“For starters, the current crossbow legislation was something we didn’t want. At the last minute, a change to the original bill changed how a crossbow could be used in the state and we ended up with something that was essentially meaningless in the eyes of crossbow proponents. We could only use them during the regular firearms season and the late muzzleloader season.”
“In addition, the sponsors of the bill tried to do the same thing with this one as they did with the original crossbow bill – slip in special amendments – and this time it would have all but eliminated a youth hunt during the archery season. It would have required an archery-only stipulation for any youth big game hunt during the early archery season.”
It wasn’t the first time that I’ve had to explain this, many times to sportsmen.

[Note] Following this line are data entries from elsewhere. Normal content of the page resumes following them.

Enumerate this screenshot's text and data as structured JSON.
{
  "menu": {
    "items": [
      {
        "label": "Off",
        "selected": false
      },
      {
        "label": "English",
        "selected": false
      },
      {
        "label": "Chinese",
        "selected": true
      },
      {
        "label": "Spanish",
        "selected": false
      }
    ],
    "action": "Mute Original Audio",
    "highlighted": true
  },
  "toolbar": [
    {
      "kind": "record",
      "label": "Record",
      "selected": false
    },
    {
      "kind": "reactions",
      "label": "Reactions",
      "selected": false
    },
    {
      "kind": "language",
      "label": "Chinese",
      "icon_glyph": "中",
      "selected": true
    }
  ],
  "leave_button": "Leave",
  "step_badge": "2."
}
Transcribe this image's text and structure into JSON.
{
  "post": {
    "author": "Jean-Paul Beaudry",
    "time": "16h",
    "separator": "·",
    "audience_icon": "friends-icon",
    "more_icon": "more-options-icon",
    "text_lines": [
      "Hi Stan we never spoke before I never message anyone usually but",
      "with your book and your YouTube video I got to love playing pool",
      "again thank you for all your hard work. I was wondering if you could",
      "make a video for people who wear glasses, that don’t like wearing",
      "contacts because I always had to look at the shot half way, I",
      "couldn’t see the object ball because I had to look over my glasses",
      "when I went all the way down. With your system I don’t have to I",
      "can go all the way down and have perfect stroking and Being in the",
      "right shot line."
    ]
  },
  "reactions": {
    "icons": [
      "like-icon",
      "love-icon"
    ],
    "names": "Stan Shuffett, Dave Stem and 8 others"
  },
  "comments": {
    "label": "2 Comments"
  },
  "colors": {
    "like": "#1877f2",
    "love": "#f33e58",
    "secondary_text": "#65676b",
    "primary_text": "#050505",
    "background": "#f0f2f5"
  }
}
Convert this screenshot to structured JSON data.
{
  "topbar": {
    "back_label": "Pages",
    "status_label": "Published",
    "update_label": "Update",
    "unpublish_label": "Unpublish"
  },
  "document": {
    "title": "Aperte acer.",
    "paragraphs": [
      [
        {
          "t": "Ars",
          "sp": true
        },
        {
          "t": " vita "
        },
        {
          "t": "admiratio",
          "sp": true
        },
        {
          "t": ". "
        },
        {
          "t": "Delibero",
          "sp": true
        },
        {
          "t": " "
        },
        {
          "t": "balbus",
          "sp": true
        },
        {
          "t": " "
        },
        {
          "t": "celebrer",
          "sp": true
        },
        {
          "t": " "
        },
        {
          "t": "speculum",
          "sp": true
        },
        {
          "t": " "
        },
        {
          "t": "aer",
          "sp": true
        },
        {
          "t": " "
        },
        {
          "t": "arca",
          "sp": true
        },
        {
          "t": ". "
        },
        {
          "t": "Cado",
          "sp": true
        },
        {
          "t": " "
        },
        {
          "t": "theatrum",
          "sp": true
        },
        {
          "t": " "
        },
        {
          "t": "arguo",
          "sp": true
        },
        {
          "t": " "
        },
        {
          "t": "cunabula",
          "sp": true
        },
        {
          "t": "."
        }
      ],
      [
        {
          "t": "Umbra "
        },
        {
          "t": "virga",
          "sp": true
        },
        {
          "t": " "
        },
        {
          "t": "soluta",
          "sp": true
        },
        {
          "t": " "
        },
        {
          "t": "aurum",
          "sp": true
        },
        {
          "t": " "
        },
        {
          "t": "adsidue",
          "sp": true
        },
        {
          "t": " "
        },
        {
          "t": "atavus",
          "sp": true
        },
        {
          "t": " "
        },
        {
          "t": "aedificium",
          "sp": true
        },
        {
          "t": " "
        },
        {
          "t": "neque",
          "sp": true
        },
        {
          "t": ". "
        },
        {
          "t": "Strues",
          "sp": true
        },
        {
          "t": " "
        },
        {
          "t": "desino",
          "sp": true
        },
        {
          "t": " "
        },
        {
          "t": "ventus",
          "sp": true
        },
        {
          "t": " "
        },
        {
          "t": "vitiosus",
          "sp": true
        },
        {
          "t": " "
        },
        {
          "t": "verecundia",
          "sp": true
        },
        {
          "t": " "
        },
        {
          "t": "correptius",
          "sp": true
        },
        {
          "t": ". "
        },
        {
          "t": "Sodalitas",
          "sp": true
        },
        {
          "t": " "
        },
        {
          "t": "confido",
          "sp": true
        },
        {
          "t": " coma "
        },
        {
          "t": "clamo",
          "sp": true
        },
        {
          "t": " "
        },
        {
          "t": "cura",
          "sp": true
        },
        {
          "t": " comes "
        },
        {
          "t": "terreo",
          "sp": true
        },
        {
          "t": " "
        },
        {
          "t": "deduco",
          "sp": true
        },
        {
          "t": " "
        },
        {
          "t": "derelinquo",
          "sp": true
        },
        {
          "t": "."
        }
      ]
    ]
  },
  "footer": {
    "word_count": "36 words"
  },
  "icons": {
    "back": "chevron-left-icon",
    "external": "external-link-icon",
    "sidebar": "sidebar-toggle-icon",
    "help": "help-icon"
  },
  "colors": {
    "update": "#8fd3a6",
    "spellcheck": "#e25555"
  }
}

When they heard that the crossbow bill was coming up for renewal, they automatically wanted to support it and asked what they could do to help. After an explanation, they called or wrote their opposition to the governor. In the end, it worked … this time.
The problem is keeping sportsmen informed on the issues. The week before, in the same Niagara Falls and area papers, I explained the importance of subscribing to publications like New York Outdoor News or joining organizations like local sportsmen’s clubs and the New York State Conservation Council. There are so many issues out that that could affect our natural resources or our hunting and fishing heritage, we need to keep current and help to keep others informed.
As we close out another year and get ready to kick off 2013, we need to keep informed and educated. From gun issues and Second Amendment rights to Great Lakes concerns that could result on more exotic invaders and serious low water issues; from hunting and fishing issues to natural resource concerns when Mother Nature turns nasty. Whatever the case, it’s up to us to follow the news and respond accordingly for future generations to come.
Some huge challenges are waiting for us in this new year coming and – fiscal cliff or not – we will need to make some tough decisions. Keeping informed will help make some of those decisions easier. Here’s hoping you had a Merry Christmas and wishing you a Happy New Year!